I began working with Meridian in 1998 until 2003. When I returned in 2014, they had installed computers. While I can certainly complain about the drawbacks of EMRs, I don’t miss handwriting my notes one bit!
Over the years, Meridian’s mission has remained consistent in helping people with mental and substance abuse disorders overcome the psychosocial obstacles that have prevented them from fully participating independently in the community.
Who has had the most impact on you and why?
Betty Strayer, former VP of Lake City’s operations, inspired me when I first started working for Meridian. She was energetic with seasoned knowledge and had a very cool level-headedness that comes from having a lot of experience. She gave me opportunities to use skills that many at my level of experience didn’t usually have. I am thankful that she took that chance on me. I hope I display those same qualities as I continue to progress in my work life.
What has been the most rewarding part of your experience with Meridian?
Meridian has given me the opportunity to work in a variety of capacities. I’ve used my clinical assessment skills to identify problems and evaluate potential clinical solutions in each role. That is, however, a nerdy type of reward.
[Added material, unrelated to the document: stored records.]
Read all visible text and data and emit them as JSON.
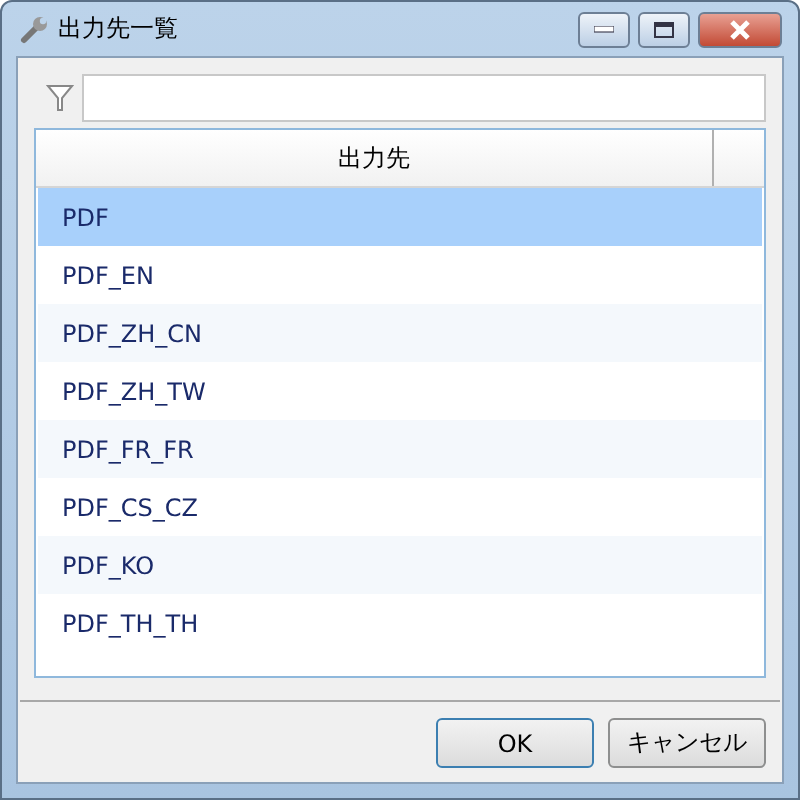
{
  "window": {
    "title": "出力先一覧"
  },
  "table": {
    "columns": [
      "出力先"
    ],
    "rows": [
      {
        "label": "PDF",
        "selected": true
      },
      {
        "label": "PDF_EN",
        "selected": false
      },
      {
        "label": "PDF_ZH_CN",
        "selected": false
      },
      {
        "label": "PDF_ZH_TW",
        "selected": false
      },
      {
        "label": "PDF_FR_FR",
        "selected": false
      },
      {
        "label": "PDF_CS_CZ",
        "selected": false
      },
      {
        "label": "PDF_KO",
        "selected": false
      },
      {
        "label": "PDF_TH_TH",
        "selected": false
      }
    ]
  },
  "buttons": [
    {
      "label": "OK",
      "kind": "default"
    },
    {
      "label": "キャンセル",
      "kind": "normal"
    }
  ]
}
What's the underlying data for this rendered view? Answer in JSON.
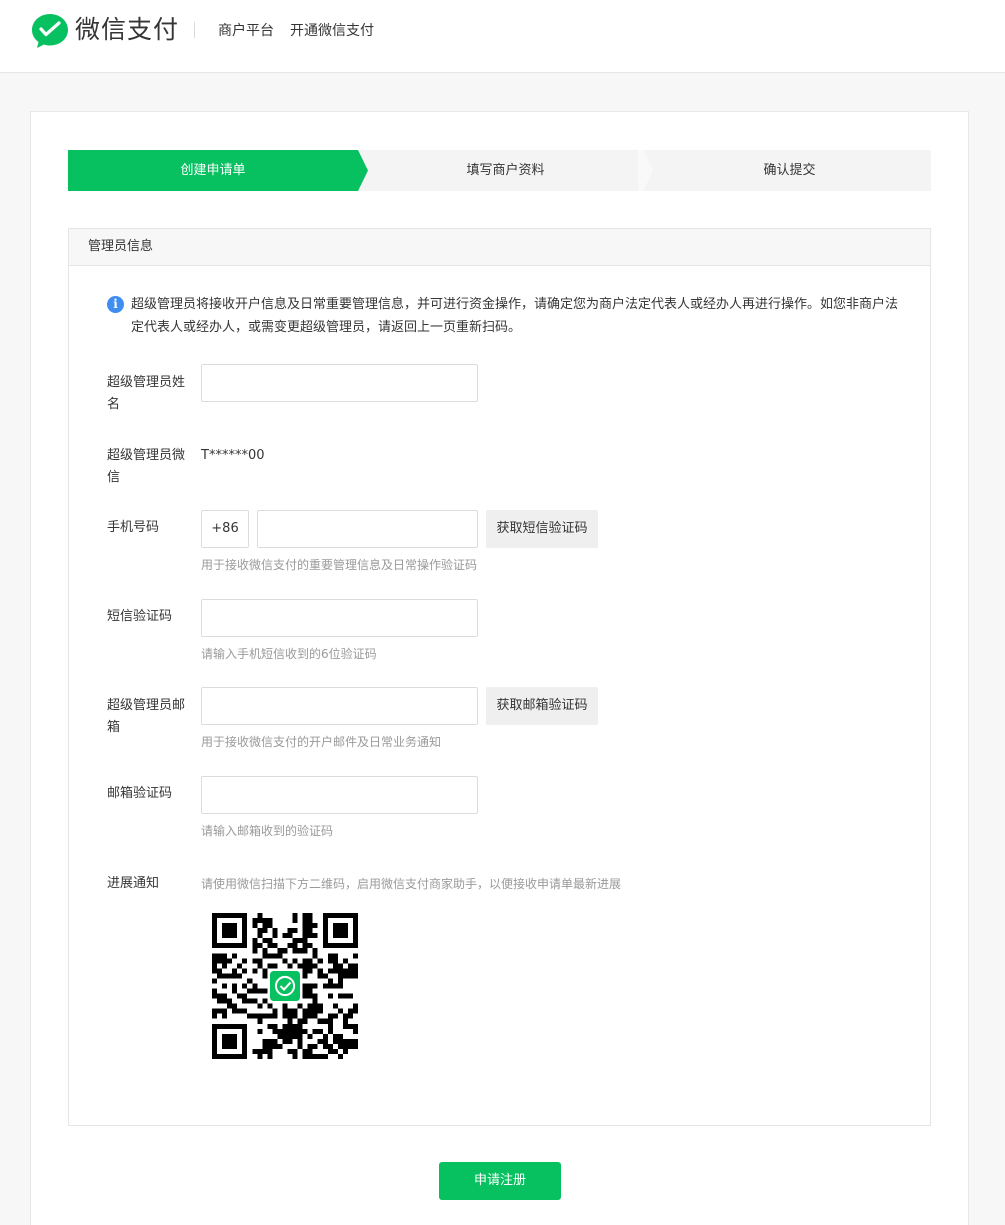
{
  "header": {
    "logo_text": "微信支付",
    "platform": "商户平台",
    "page": "开通微信支付",
    "brand_color": "#07c160"
  },
  "steps": [
    {
      "label": "创建申请单",
      "active": true
    },
    {
      "label": "填写商户资料",
      "active": false
    },
    {
      "label": "确认提交",
      "active": false
    }
  ],
  "section": {
    "title": "管理员信息",
    "notice_icon": "info-icon",
    "notice": "超级管理员将接收开户信息及日常重要管理信息，并可进行资金操作，请确定您为商户法定代表人或经办人再进行操作。如您非商户法定代表人或经办人，或需变更超级管理员，请返回上一页重新扫码。"
  },
  "form": {
    "name": {
      "label": "超级管理员姓名",
      "value": ""
    },
    "wechat": {
      "label": "超级管理员微信",
      "value": "T******00"
    },
    "phone": {
      "label": "手机号码",
      "prefix": "+86",
      "value": "",
      "button": "获取短信验证码",
      "hint": "用于接收微信支付的重要管理信息及日常操作验证码"
    },
    "sms_code": {
      "label": "短信验证码",
      "value": "",
      "hint": "请输入手机短信收到的6位验证码"
    },
    "email": {
      "label": "超级管理员邮箱",
      "value": "",
      "button": "获取邮箱验证码",
      "hint": "用于接收微信支付的开户邮件及日常业务通知"
    },
    "email_code": {
      "label": "邮箱验证码",
      "value": "",
      "hint": "请输入邮箱收到的验证码"
    },
    "progress": {
      "label": "进展通知",
      "hint": "请使用微信扫描下方二维码，启用微信支付商家助手，以便接收申请单最新进展",
      "qr_icon": "qr-code-icon"
    }
  },
  "submit_label": "申请注册"
}
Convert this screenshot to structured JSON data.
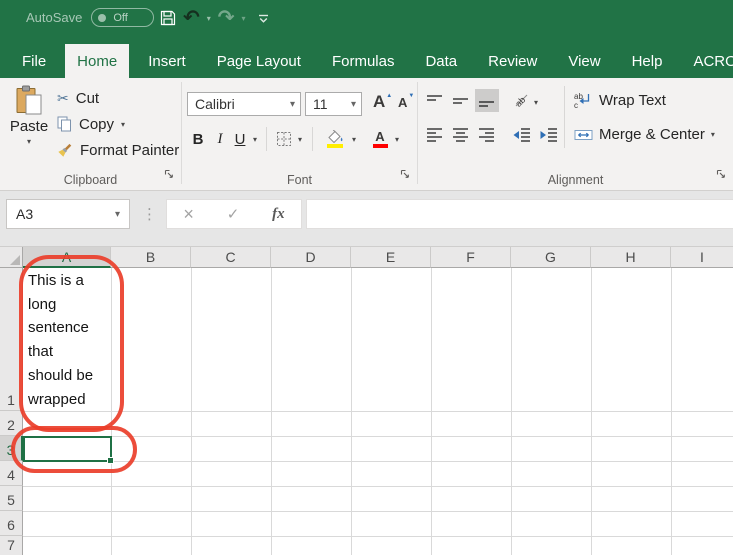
{
  "title_bar": {
    "autosave_label": "AutoSave",
    "autosave_state": "Off"
  },
  "tabs": [
    "File",
    "Home",
    "Insert",
    "Page Layout",
    "Formulas",
    "Data",
    "Review",
    "View",
    "Help",
    "ACROBAT"
  ],
  "active_tab": "Home",
  "ribbon": {
    "clipboard": {
      "group_label": "Clipboard",
      "paste_label": "Paste",
      "cut_label": "Cut",
      "copy_label": "Copy",
      "format_painter_label": "Format Painter"
    },
    "font": {
      "group_label": "Font",
      "font_name": "Calibri",
      "font_size": "11",
      "bold_label": "B",
      "italic_label": "I",
      "underline_label": "U"
    },
    "alignment": {
      "group_label": "Alignment",
      "wrap_text_label": "Wrap Text",
      "merge_center_label": "Merge & Center"
    }
  },
  "formula_bar": {
    "name_box_value": "A3",
    "fx_label": "fx",
    "formula_value": ""
  },
  "sheet": {
    "column_headers": [
      "A",
      "B",
      "C",
      "D",
      "E",
      "F",
      "G",
      "H",
      "I"
    ],
    "row_headers": [
      "1",
      "2",
      "3",
      "4",
      "5",
      "6",
      "7"
    ],
    "selected_cell": "A3",
    "cell_a1_lines": [
      "This is a",
      "long",
      "sentence",
      "that",
      "should be",
      "wrapped"
    ]
  },
  "icons": {
    "undo": "↶",
    "redo": "↷",
    "scissors": "✂",
    "vertical_dots": "⋮",
    "cancel": "×",
    "enter": "✓",
    "caret_down": "▾",
    "triangle_up": "▲",
    "triangle_down": "▼",
    "letter_a": "A",
    "orientation_letters": "ab",
    "wrap_line1": "ab",
    "wrap_line2": "c"
  },
  "colors": {
    "excel_green": "#217346",
    "annotation_red": "#ea3e2a",
    "highlight_yellow": "#ffee00",
    "font_color_red": "#ff0000"
  }
}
It is difficult to pinpoint a single experience as “the most” rewarding. It’s always gratifying to see your work positively affect someone’s life. Meridian’s platform frequently gives us, employees, such rewarding opportunities.
For instance, a dying patient told me how much he genuinely appreciated our sessions. It was heartfelt and a little sad. Our sessions were often challenging and pointed, but he said they made him feel intelligent, valued, and human. I am likely the last friend he spoke with, so I am pleased to know that I provided him with some comfort and dignity.
Any Final Thoughts?
I hope not – I still feel like I’ve got some years left in me!